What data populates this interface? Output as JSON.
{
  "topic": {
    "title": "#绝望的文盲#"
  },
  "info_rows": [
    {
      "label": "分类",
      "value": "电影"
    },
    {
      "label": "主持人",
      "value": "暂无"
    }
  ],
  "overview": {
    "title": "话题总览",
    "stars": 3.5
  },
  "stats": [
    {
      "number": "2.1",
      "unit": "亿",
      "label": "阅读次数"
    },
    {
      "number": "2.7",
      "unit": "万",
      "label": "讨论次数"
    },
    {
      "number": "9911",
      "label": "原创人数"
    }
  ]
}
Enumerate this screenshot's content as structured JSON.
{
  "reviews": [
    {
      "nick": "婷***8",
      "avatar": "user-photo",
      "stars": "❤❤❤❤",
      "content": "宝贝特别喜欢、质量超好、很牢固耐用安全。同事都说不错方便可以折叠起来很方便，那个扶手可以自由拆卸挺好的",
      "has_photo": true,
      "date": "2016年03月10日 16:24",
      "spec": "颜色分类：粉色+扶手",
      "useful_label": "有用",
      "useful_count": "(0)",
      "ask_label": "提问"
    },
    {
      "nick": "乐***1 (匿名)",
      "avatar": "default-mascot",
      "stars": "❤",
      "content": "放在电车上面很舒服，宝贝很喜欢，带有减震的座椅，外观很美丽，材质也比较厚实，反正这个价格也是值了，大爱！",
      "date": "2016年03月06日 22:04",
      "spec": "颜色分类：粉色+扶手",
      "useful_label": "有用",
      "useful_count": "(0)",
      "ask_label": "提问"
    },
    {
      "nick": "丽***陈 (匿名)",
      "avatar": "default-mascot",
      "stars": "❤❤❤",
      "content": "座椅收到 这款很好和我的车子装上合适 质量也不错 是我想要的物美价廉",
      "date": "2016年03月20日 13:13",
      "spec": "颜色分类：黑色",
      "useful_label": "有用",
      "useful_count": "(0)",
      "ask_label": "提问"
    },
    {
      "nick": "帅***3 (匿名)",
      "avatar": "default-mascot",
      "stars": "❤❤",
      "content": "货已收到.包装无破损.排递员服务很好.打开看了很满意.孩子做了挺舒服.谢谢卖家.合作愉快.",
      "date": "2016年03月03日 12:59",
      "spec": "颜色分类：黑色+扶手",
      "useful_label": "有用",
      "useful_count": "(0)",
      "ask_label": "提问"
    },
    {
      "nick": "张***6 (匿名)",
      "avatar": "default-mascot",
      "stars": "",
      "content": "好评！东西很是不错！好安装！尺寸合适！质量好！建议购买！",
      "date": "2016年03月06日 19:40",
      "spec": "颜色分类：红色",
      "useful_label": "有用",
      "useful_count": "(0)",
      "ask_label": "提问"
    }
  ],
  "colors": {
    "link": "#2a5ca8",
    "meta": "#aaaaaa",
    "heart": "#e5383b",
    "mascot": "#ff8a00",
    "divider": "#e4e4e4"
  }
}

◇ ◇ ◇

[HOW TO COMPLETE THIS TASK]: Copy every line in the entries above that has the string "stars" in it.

[TASK RESULT]:
    "stars": 3.5
      "stars": "❤❤❤❤",
      "stars": "❤",
      "stars": "❤❤❤",
      "stars": "❤❤",
      "stars": "",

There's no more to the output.